Aim of the exercise: Ignoring the pictures, repeat every entry below exactly as it appears.

(Records for the exercise Opens)

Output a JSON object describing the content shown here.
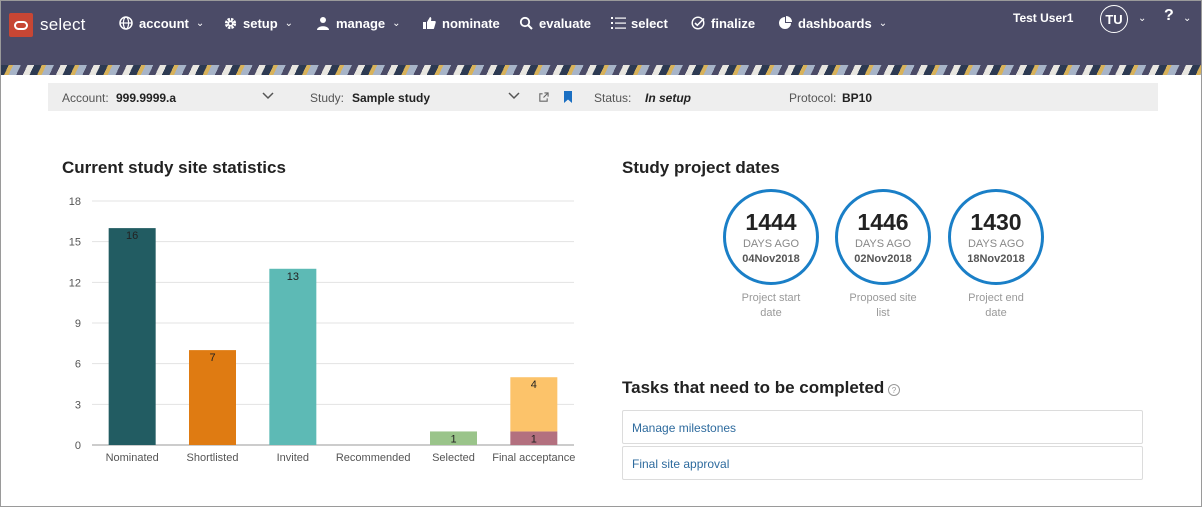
{
  "app": {
    "name": "select"
  },
  "nav": {
    "account": "account",
    "setup": "setup",
    "manage": "manage",
    "nominate": "nominate",
    "evaluate": "evaluate",
    "select": "select",
    "finalize": "finalize",
    "dashboards": "dashboards"
  },
  "user": {
    "name": "Test User1",
    "initials": "TU",
    "help": "?"
  },
  "context": {
    "account_label": "Account:",
    "account_value": "999.9999.a",
    "study_label": "Study:",
    "study_value": "Sample study",
    "status_label": "Status:",
    "status_value": "In setup",
    "protocol_label": "Protocol:",
    "protocol_value": "BP10"
  },
  "stats": {
    "title": "Current study site statistics"
  },
  "chart_data": {
    "type": "bar",
    "title": "Current study site statistics",
    "categories": [
      "Nominated",
      "Shortlisted",
      "Invited",
      "Recommended",
      "Selected",
      "Final acceptance"
    ],
    "series": [
      {
        "values": [
          16,
          7,
          13,
          0,
          1,
          1
        ],
        "colors": [
          "#225c62",
          "#df7b12",
          "#5dbab5",
          "#cccccc",
          "#9ac48a",
          "#b3707f"
        ]
      },
      {
        "values": [
          0,
          0,
          0,
          0,
          0,
          4
        ],
        "colors": [
          "#fcc36a",
          "#fcc36a",
          "#fcc36a",
          "#fcc36a",
          "#fcc36a",
          "#fcc36a"
        ]
      }
    ],
    "stacked": true,
    "yticks": [
      0,
      3,
      6,
      9,
      12,
      15,
      18
    ],
    "ylim": [
      0,
      18
    ],
    "grid": true
  },
  "dates": {
    "title": "Study project dates",
    "items": [
      {
        "number": "1444",
        "unit": "DAYS AGO",
        "date": "04Nov2018",
        "caption": "Project start date"
      },
      {
        "number": "1446",
        "unit": "DAYS AGO",
        "date": "02Nov2018",
        "caption": "Proposed site list"
      },
      {
        "number": "1430",
        "unit": "DAYS AGO",
        "date": "18Nov2018",
        "caption": "Project end date"
      }
    ]
  },
  "tasks": {
    "title": "Tasks that need to be completed",
    "items": [
      "Manage milestones",
      "Final site approval"
    ]
  },
  "colors": {
    "nav_bg": "#4b4b67",
    "accent": "#1a7fc7",
    "brand": "#c74634"
  }
}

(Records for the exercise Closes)

Solution:
Output a JSON object describing the content shown here.
{
  "app": {
    "name": "select"
  },
  "nav": {
    "account": "account",
    "setup": "setup",
    "manage": "manage",
    "nominate": "nominate",
    "evaluate": "evaluate",
    "select": "select",
    "finalize": "finalize",
    "dashboards": "dashboards"
  },
  "user": {
    "name": "Test User1",
    "initials": "TU",
    "help": "?"
  },
  "context": {
    "account_label": "Account:",
    "account_value": "999.9999.a",
    "study_label": "Study:",
    "study_value": "Sample study",
    "status_label": "Status:",
    "status_value": "In setup",
    "protocol_label": "Protocol:",
    "protocol_value": "BP10"
  },
  "stats": {
    "title": "Current study site statistics"
  },
  "chart_data": {
    "type": "bar",
    "title": "Current study site statistics",
    "categories": [
      "Nominated",
      "Shortlisted",
      "Invited",
      "Recommended",
      "Selected",
      "Final acceptance"
    ],
    "series": [
      {
        "values": [
          16,
          7,
          13,
          0,
          1,
          1
        ],
        "colors": [
          "#225c62",
          "#df7b12",
          "#5dbab5",
          "#cccccc",
          "#9ac48a",
          "#b3707f"
        ]
      },
      {
        "values": [
          0,
          0,
          0,
          0,
          0,
          4
        ],
        "colors": [
          "#fcc36a",
          "#fcc36a",
          "#fcc36a",
          "#fcc36a",
          "#fcc36a",
          "#fcc36a"
        ]
      }
    ],
    "stacked": true,
    "yticks": [
      0,
      3,
      6,
      9,
      12,
      15,
      18
    ],
    "ylim": [
      0,
      18
    ],
    "grid": true
  },
  "dates": {
    "title": "Study project dates",
    "items": [
      {
        "number": "1444",
        "unit": "DAYS AGO",
        "date": "04Nov2018",
        "caption": "Project start date"
      },
      {
        "number": "1446",
        "unit": "DAYS AGO",
        "date": "02Nov2018",
        "caption": "Proposed site list"
      },
      {
        "number": "1430",
        "unit": "DAYS AGO",
        "date": "18Nov2018",
        "caption": "Project end date"
      }
    ]
  },
  "tasks": {
    "title": "Tasks that need to be completed",
    "items": [
      "Manage milestones",
      "Final site approval"
    ]
  },
  "colors": {
    "nav_bg": "#4b4b67",
    "accent": "#1a7fc7",
    "brand": "#c74634"
  }
}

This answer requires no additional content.